Indian Child Welfare Act not a factor in adoption decision
WASHINGTON - A Cherokee father is outraged because the South Carolina Supreme Court ordered him to turn over his biological daughter to a couple seeking to adopt her after the U.S. Supreme Court decided that the Indian Child Welfare Act (ICWA) played no role in the case.
On July 17, in a 3-2 decision, the court instructed the lower court to formalize the adoption of the girl at which time the father would have to hand over the girl to the couple.
The Supreme Court of South Carolina reversed its original decision in favor of the father and decided without ICWA and in compliance with the U.S. Supreme Court decision, the father had not established paternity because he never had custody of the girl and had not provided financial support to the mother before the child was put up for adoption.
At the center of the case is a little girl named Veronica. Her father, Dusten Brown, is Cherokee and according to the Cherokee nation, so is his daughter. But he was estranged from the mother and he never had custody of Veronica before the court placed her with Brown.
When the mother put Veronica up for adoption, Brown contested the adoption on the grounds that he was not properly notified in accordance with ICWA and he won his case in trial court and on appeal with the state supreme court. The courts in South Carolina said that Brown's paternity was established and took Veronica away from the presumptive adoptive parents, Matt and Melanie Capobiancos, and placed her in Brown's care.
In its recent decision, the U.S. Supreme Court said the heightened standard for proof of termination of parental rights does not apply when a parent has never had prior legal or physical custody.
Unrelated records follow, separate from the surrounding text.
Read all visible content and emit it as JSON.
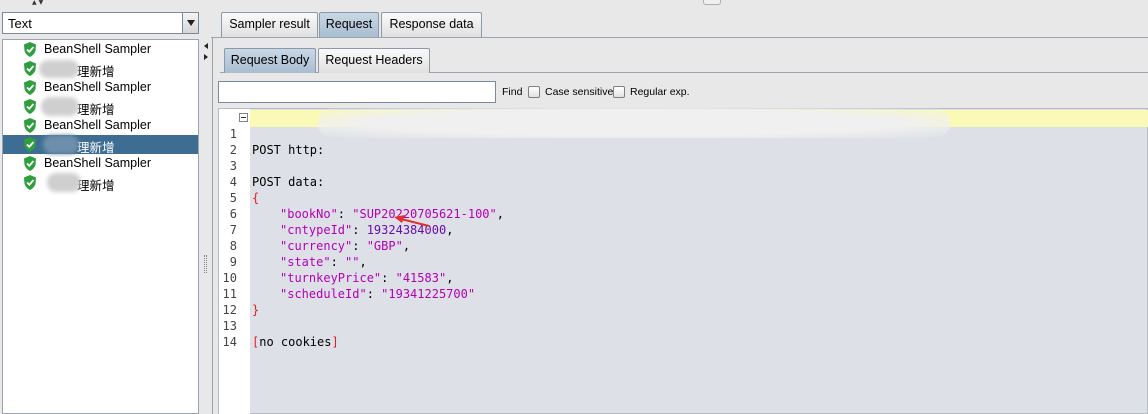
{
  "left_panel": {
    "combo_value": "Text",
    "tree": [
      {
        "label": "BeanShell Sampler",
        "selected": false
      },
      {
        "label": "理新增",
        "selected": false
      },
      {
        "label": "BeanShell Sampler",
        "selected": false
      },
      {
        "label": "理新增",
        "selected": false
      },
      {
        "label": "BeanShell Sampler",
        "selected": false
      },
      {
        "label": "理新增",
        "selected": true
      },
      {
        "label": "BeanShell Sampler",
        "selected": false
      },
      {
        "label": "理新增",
        "selected": false
      }
    ]
  },
  "result_tabs": [
    "Sampler result",
    "Request",
    "Response data"
  ],
  "active_result_tab": "Request",
  "request_tabs": [
    "Request Body",
    "Request Headers"
  ],
  "active_request_tab": "Request Body",
  "search": {
    "value": "",
    "find_label": "Find",
    "case_sensitive_label": "Case sensitive",
    "regex_label": "Regular exp."
  },
  "editor": {
    "line_numbers": [
      "1",
      "2",
      "3",
      "4",
      "5",
      "6",
      "7",
      "8",
      "9",
      "10",
      "11",
      "12",
      "13",
      "14"
    ],
    "lines": {
      "l1": "POST http:",
      "l3": "POST data:",
      "l4": "{",
      "l5_key": "\"bookNo\"",
      "l5_val": "\"SUP20220705621-100\"",
      "l6_key": "\"cntypeId\"",
      "l6_val": "19324384000",
      "l7_key": "\"currency\"",
      "l7_val": "\"GBP\"",
      "l8_key": "\"state\"",
      "l8_val": "\"\"",
      "l9_key": "\"turnkeyPrice\"",
      "l9_val": "\"41583\"",
      "l10_key": "\"scheduleId\"",
      "l10_val": "\"19341225700\"",
      "l11": "}",
      "l13_open": "[",
      "l13_text": "no cookies",
      "l13_close": "]"
    }
  },
  "colors": {
    "selection": "#3d6d93",
    "highlight_line": "#fafab6",
    "json_key": "#b400b4",
    "json_number": "#6a0dad",
    "brace": "#e02020",
    "annotation_arrow": "#e03030"
  }
}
The court also found that active efforts to comply with ICWA to not break up an Indian family do not apply when a parent abandons a child before birth and again has never had legal or physical custody of a child.
"We are outraged that the South Carolina Supreme Court would order the adoption of our child finalized without a proper hearing to determine what is in Veronica's best interests," Brown said. "This child has been back with her family for 19 months and to tear her away from us, the family she loves and the only family she knows or remembers, would be devastating to her. This is an Oklahoma child and her placement should not be considered by a court in South Carolina. We have contacted our U.S. Senator and encourage each of you to do the same, in order to help us keep Veronica in her home, which is a safe, loving and nurturing environment. We will never give up the fight to raise our daughter."
The Cherokee Nation questioned why the court would order the transfer of the child without a hearing about what was in the girl's best interests considering that the very same court had originally decided that Brown was a fit and loving parent and that Veronica was "safe, loved and cared for" by Brown.
Echoing those statements, the National Indian Child Welfare Association (NICWA) said by failing to send the case back to family court-other than for that court to finalize the adoption -the South Carolina Court was not acting in a manner consistent with the U.S. Supreme Court's decision.
"While the Indian Child Welfare Act was not overturned and still stands as law, the decision by the South Carolina Supreme Court yesterday sends a chilling message," the statement read.
The National Congress of American Indians (NCAI) said there is no scenario in which the best interests of Veronica would be served by removing her from her loving father and family who are raising her in Oklahoma.
"A removal of the child will be extremely traumatic for her and is clearly not in her best interests," NGAI's statement said. "We are witnessing the final steps in a forced removal of a Native child from her father, her family and her Native community."
The U.S. government enacted ICWA in 1978 because of the high number of Indian children public and private agencies removed from their Indian homes. The act gives relatives of the children and the tribes a say in what happens to Indian children. The act was designed to preserve Indian culture and heritage.
"Some who fiercely assert the evils of ICWA contend that all children should be treated equally and therefore ICWA should be dismantled," said Terry Cross, executive director of the NICWA. "This argument sounds reasonable to those unfamiliar with the long history that led to ICWA's passage. At that time 25-30 percent of all American Indian children were removed from their homes... 80 percent were placed, often permanently, in white homes."
The South Carolina court allowed five days for an appeal citing the need for this case to be resolved and for Veronica's future to be decided.